  22. G. Bocquené, F. Galgani, and P. Truquet, “Characterization and assay conditions for use of AChE activity from several marine species in pollution monitoring,” Marine Environmental Research, vol. 30, no. 2, pp. 75–89, 1990. View at Publisher · View at Google Scholar · View at Scopus
  23. C. Moulton, W. J. Fleming, and C. E. Purnell, “Effects of two cholinesterase-inhibiting pesticides on freshwater mussels,” Environmental Toxicology and Chemistry, vol. 15, no. 2, pp. 131–137, 1996. View at Publisher · View at Google Scholar · View at Scopus
  24. M. G. Barron and K. B. Woodburn, “Ecotoxicology of chlorpyrifos,” Reviews of Environmental Contamination and Toxicology, vol. 144, pp. 1–93, 1995. View at Scopus
  25. B. Michaelidis, C. Ouzounis, A. Paleras, and H. O. Pörtner, “Effects of long-term moderate hypercapnia on acid-base balance and growth rate in marine mussels Mytilus galloprovincialis,” Marine Ecology Progress Series, vol. 293, pp. 109–118, 2005. View at Scopus

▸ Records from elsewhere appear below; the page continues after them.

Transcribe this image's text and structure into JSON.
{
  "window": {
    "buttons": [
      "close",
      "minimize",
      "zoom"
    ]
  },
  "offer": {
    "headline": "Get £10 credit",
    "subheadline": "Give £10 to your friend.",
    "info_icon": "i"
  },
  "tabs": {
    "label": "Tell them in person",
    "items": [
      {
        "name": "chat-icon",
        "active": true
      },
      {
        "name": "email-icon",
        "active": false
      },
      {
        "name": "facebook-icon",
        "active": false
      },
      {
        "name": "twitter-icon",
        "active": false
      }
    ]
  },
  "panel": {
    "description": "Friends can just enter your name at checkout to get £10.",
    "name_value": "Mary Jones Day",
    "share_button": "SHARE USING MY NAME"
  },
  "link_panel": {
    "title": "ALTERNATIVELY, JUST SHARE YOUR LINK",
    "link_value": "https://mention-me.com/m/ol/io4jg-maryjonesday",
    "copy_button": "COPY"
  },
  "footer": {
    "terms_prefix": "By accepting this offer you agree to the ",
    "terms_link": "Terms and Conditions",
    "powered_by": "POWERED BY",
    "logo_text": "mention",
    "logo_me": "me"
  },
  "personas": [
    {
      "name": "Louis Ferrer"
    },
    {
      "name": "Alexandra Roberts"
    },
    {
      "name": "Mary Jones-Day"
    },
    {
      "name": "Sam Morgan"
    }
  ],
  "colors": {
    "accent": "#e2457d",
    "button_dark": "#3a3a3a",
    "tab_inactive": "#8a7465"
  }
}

  26. N. S. El-Shenawy, “Heavy-metal and microbial depuration of the clam Ruditapes decussatus and its effect on bivalve behavior and physiology,” Environmental Toxicology, vol. 19, no. 2, pp. 143–153, 2004. View at Publisher · View at Google Scholar · View at Scopus